The current elected Chief of State is President Edward Fenech Adami, who was elected by the House of Representatives for a five-year term on April 4, 2004. The House of Representatives is typically composed of 65 Members of Parliament, and are elected by popular vote. These 65 members represent each of the local divisions. There is no intermediate level between local and national government. The head of the government is Prime Minister Lawrence Gonzi, who was elected in March of 2004. The Prime Minister is appointed by the President. The President with the advice of the Prime Minister appoints the government cabinet.
There are two main Maltese parties, the Malta Labor Party (a social democratic party), and the Nationalist Party (a Christian Democratic Party). If you plan your Malta travel today, the Nationalist Party is currently in control because Prime Minister Gonzi is of that party. Malta has also been a member of the European Union since May 2004.
Malta has a pleasing temperate Mediterranean climate. There are two noticeable seasons that occur on the islands, a mild, rainy winter season and a warm, dry summer season. A Malta tour in the winter offers pleasant conditions with moderate rains, and a January temperature averaging 10-14°C (50-58°F). Occasionally, it is possible for abnormal cold fronts to occur during the winter season. During this time, frost patches may develop on areas further inland. July daytime temperatures can hover around 36°C (97°F). Scarce precipitation takes place during the summer months. Normally, visitors prefer to come to the island during the dryer summer months.

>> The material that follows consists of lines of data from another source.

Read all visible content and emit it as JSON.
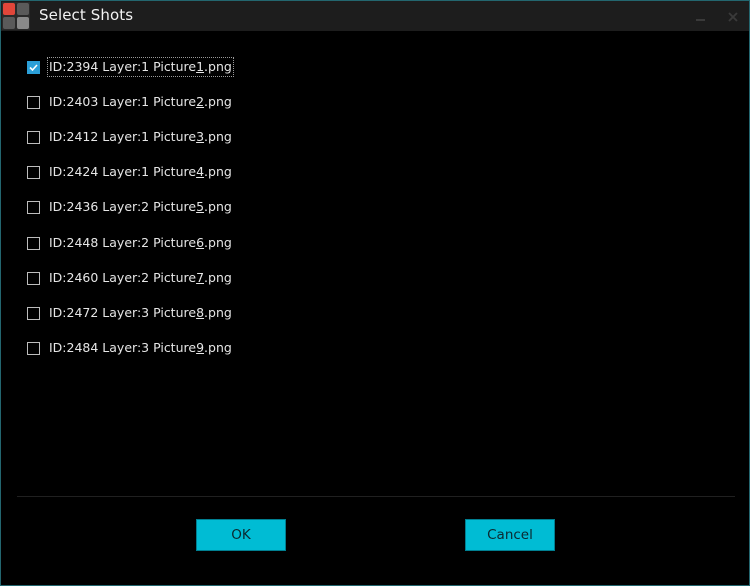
{
  "window": {
    "title": "Select Shots"
  },
  "shots": [
    {
      "pre": "ID:2394 Layer:1 Picture",
      "num": "1",
      "post": ".png",
      "checked": true,
      "focused": true
    },
    {
      "pre": "ID:2403 Layer:1 Picture",
      "num": "2",
      "post": ".png",
      "checked": false,
      "focused": false
    },
    {
      "pre": "ID:2412 Layer:1 Picture",
      "num": "3",
      "post": ".png",
      "checked": false,
      "focused": false
    },
    {
      "pre": "ID:2424 Layer:1 Picture",
      "num": "4",
      "post": ".png",
      "checked": false,
      "focused": false
    },
    {
      "pre": "ID:2436 Layer:2 Picture",
      "num": "5",
      "post": ".png",
      "checked": false,
      "focused": false
    },
    {
      "pre": "ID:2448 Layer:2 Picture",
      "num": "6",
      "post": ".png",
      "checked": false,
      "focused": false
    },
    {
      "pre": "ID:2460 Layer:2 Picture",
      "num": "7",
      "post": ".png",
      "checked": false,
      "focused": false
    },
    {
      "pre": "ID:2472 Layer:3 Picture",
      "num": "8",
      "post": ".png",
      "checked": false,
      "focused": false
    },
    {
      "pre": "ID:2484 Layer:3 Picture",
      "num": "9",
      "post": ".png",
      "checked": false,
      "focused": false
    }
  ],
  "buttons": {
    "ok_label": "OK",
    "cancel_label": "Cancel"
  },
  "colors": {
    "accent": "#00bcd4",
    "checkbox_check": "#2b9fd8",
    "window_border": "#23666f",
    "titlebar": "#1d1d1d"
  },
  "icons": {
    "app": "app-logo-icon",
    "minimize": "minimize-icon",
    "close": "close-icon",
    "check": "checkmark-icon"
  }
}
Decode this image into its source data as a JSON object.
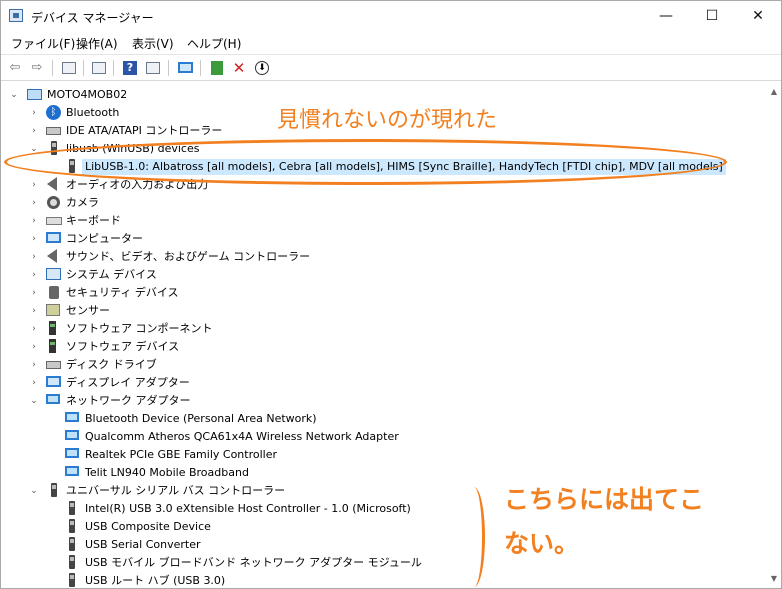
{
  "window": {
    "title": "デバイス マネージャー",
    "controls": {
      "minimize": "—",
      "maximize": "☐",
      "close": "✕"
    }
  },
  "menu": [
    "ファイル(F)",
    "操作(A)",
    "表示(V)",
    "ヘルプ(H)"
  ],
  "toolbar": {
    "back": "⇦",
    "forward": "⇨",
    "help": "?",
    "remove": "✕",
    "download": "⬇"
  },
  "tree": {
    "root": "MOTO4MOB02",
    "expander_collapsed": "›",
    "expander_expanded": "⌄",
    "categories": [
      {
        "label": "Bluetooth",
        "bt_glyph": "ᛒ"
      },
      {
        "label": "IDE ATA/ATAPI コントローラー"
      },
      {
        "label": "libusb (WinUSB) devices"
      },
      {
        "label": "LibUSB-1.0: Albatross [all models], Cebra [all models], HIMS [Sync Braille], HandyTech [FTDI chip], MDV [all models]"
      },
      {
        "label": "オーディオの入力および出力"
      },
      {
        "label": "カメラ"
      },
      {
        "label": "キーボード"
      },
      {
        "label": "コンピューター"
      },
      {
        "label": "サウンド、ビデオ、およびゲーム コントローラー"
      },
      {
        "label": "システム デバイス"
      },
      {
        "label": "セキュリティ デバイス"
      },
      {
        "label": "センサー"
      },
      {
        "label": "ソフトウェア コンポーネント"
      },
      {
        "label": "ソフトウェア デバイス"
      },
      {
        "label": "ディスク ドライブ"
      },
      {
        "label": "ディスプレイ アダプター"
      },
      {
        "label": "ネットワーク アダプター"
      },
      {
        "label": "Bluetooth Device (Personal Area Network)"
      },
      {
        "label": "Qualcomm Atheros QCA61x4A Wireless Network Adapter"
      },
      {
        "label": "Realtek PCIe GBE Family Controller"
      },
      {
        "label": "Telit LN940 Mobile Broadband"
      },
      {
        "label": "ユニバーサル シリアル バス コントローラー"
      },
      {
        "label": "Intel(R) USB 3.0 eXtensible Host Controller - 1.0 (Microsoft)"
      },
      {
        "label": "USB Composite Device"
      },
      {
        "label": "USB Serial Converter"
      },
      {
        "label": "USB モバイル ブロードバンド ネットワーク アダプター モジュール"
      },
      {
        "label": "USB ルート ハブ (USB 3.0)"
      }
    ]
  },
  "scrollbar": {
    "up": "▲",
    "down": "▼"
  },
  "annotations": {
    "top": "見慣れないのが現れた",
    "bottom": "こちらには出てこない。",
    "color": "#f28020"
  }
}
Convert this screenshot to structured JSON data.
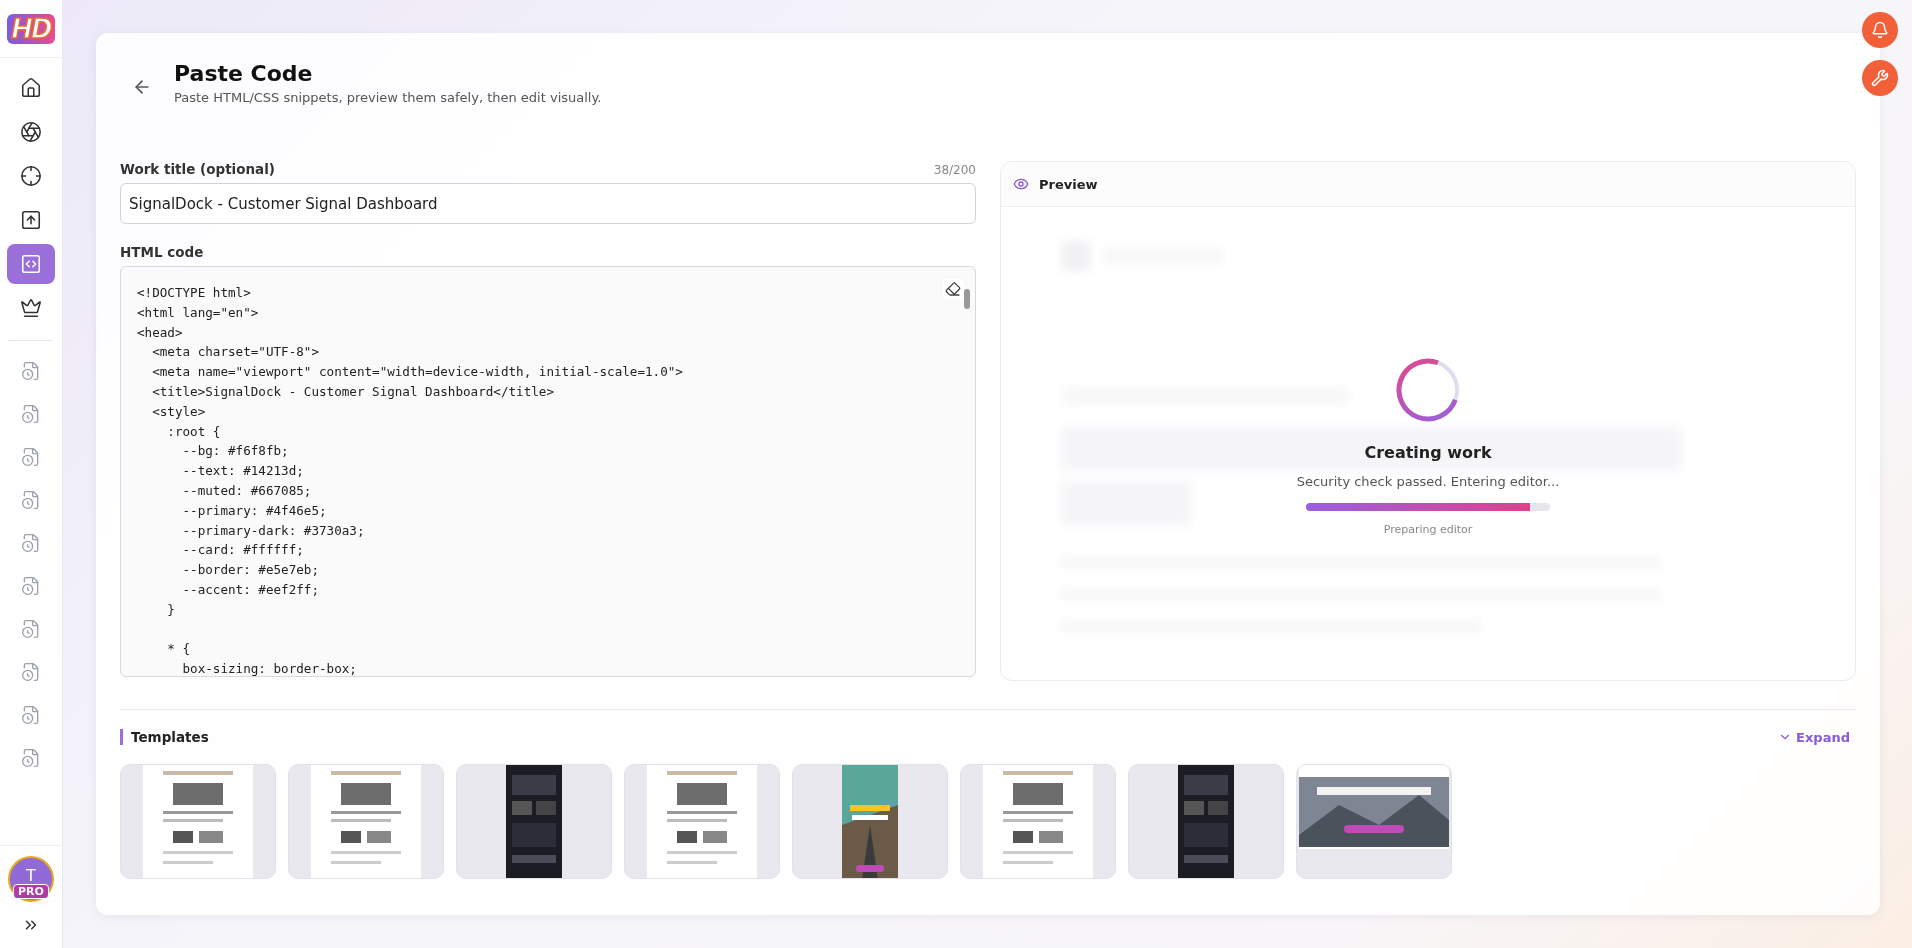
{
  "sidebar": {
    "logo": "HD",
    "nav": [
      {
        "selected": false
      },
      {
        "selected": false
      },
      {
        "selected": false
      },
      {
        "selected": false
      },
      {
        "selected": true
      },
      {
        "selected": false
      }
    ],
    "recent": [
      {
        "kind": "work"
      },
      {
        "kind": "work"
      },
      {
        "kind": "work"
      },
      {
        "kind": "work"
      },
      {
        "kind": "work"
      },
      {
        "kind": "work"
      },
      {
        "kind": "work"
      },
      {
        "kind": "work"
      },
      {
        "kind": "work"
      },
      {
        "kind": "work"
      }
    ],
    "avatar": {
      "initial": "T",
      "badge": "PRO"
    }
  },
  "header": {
    "title": "Paste Code",
    "subtitle": "Paste HTML/CSS snippets, preview them safely, then edit visually."
  },
  "form": {
    "title_label": "Work title (optional)",
    "counter": "38/200",
    "title_value": "SignalDock - Customer Signal Dashboard",
    "code_label": "HTML code",
    "code": "<!DOCTYPE html>\n<html lang=\"en\">\n<head>\n  <meta charset=\"UTF-8\">\n  <meta name=\"viewport\" content=\"width=device-width, initial-scale=1.0\">\n  <title>SignalDock - Customer Signal Dashboard</title>\n  <style>\n    :root {\n      --bg: #f6f8fb;\n      --text: #14213d;\n      --muted: #667085;\n      --primary: #4f46e5;\n      --primary-dark: #3730a3;\n      --card: #ffffff;\n      --border: #e5e7eb;\n      --accent: #eef2ff;\n    }\n\n    * {\n      box-sizing: border-box;"
  },
  "preview": {
    "title": "Preview",
    "status_title": "Creating work",
    "status_text": "Security check passed. Entering editor...",
    "progress": {
      "level": 0.92
    },
    "step": "Preparing editor"
  },
  "templates": {
    "title": "Templates",
    "expand": "Expand",
    "items": [
      {
        "kind": "light"
      },
      {
        "kind": "light"
      },
      {
        "kind": "dark"
      },
      {
        "kind": "light"
      },
      {
        "kind": "poster"
      },
      {
        "kind": "light"
      },
      {
        "kind": "dark"
      },
      {
        "kind": "banner"
      }
    ]
  }
}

In a normal year, Malta receives about 590mm of rain and nearly 300 days of enjoyable sunshine.